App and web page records
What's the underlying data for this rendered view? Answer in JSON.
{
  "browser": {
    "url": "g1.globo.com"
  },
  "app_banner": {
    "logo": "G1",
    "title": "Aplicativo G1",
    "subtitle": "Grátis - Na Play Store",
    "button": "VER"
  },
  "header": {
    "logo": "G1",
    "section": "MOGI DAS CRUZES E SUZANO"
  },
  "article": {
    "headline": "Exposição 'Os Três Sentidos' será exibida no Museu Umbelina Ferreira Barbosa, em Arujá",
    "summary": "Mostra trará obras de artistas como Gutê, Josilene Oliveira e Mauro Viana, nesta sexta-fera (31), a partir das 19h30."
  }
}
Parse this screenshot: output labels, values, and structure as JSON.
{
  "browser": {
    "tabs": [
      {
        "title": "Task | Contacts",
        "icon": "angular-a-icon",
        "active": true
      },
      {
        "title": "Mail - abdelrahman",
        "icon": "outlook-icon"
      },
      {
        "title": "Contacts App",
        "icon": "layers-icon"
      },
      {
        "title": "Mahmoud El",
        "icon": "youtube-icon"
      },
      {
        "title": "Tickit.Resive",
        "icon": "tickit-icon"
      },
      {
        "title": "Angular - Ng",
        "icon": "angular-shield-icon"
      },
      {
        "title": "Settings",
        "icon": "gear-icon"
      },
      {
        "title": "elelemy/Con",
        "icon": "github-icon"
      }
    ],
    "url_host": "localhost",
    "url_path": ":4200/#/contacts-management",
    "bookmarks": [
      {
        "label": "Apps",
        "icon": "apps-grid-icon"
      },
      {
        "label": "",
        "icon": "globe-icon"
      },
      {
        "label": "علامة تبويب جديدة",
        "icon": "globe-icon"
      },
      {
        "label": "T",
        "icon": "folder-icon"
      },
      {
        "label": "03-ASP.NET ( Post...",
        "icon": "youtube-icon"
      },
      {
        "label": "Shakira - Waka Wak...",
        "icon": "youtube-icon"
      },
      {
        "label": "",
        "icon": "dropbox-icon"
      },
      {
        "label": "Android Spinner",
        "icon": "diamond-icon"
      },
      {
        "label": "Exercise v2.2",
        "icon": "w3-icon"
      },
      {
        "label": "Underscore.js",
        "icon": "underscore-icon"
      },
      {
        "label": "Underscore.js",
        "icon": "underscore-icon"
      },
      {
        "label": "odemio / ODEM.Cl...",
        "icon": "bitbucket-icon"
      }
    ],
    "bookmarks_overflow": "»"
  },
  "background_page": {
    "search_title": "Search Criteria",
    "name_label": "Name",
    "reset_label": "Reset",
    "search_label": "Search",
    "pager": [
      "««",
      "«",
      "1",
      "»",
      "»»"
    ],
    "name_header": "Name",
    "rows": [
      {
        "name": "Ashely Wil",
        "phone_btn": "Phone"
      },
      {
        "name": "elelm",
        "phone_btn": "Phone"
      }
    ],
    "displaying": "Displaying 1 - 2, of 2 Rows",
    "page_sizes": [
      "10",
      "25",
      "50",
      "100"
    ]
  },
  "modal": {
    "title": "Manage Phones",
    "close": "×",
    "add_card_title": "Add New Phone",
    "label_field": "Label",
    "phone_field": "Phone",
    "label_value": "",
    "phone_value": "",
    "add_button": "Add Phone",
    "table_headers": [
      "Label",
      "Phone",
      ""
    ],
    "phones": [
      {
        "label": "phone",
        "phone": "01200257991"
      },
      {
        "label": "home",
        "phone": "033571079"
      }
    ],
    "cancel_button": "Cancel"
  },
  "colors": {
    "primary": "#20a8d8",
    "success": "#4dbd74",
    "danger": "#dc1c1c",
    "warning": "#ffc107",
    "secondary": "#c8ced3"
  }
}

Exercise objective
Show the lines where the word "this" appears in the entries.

Written solution
What's the underlying data for this rendered view? Answer in JSON.
Parse this screenshot: output labels, values, and structure as JSON.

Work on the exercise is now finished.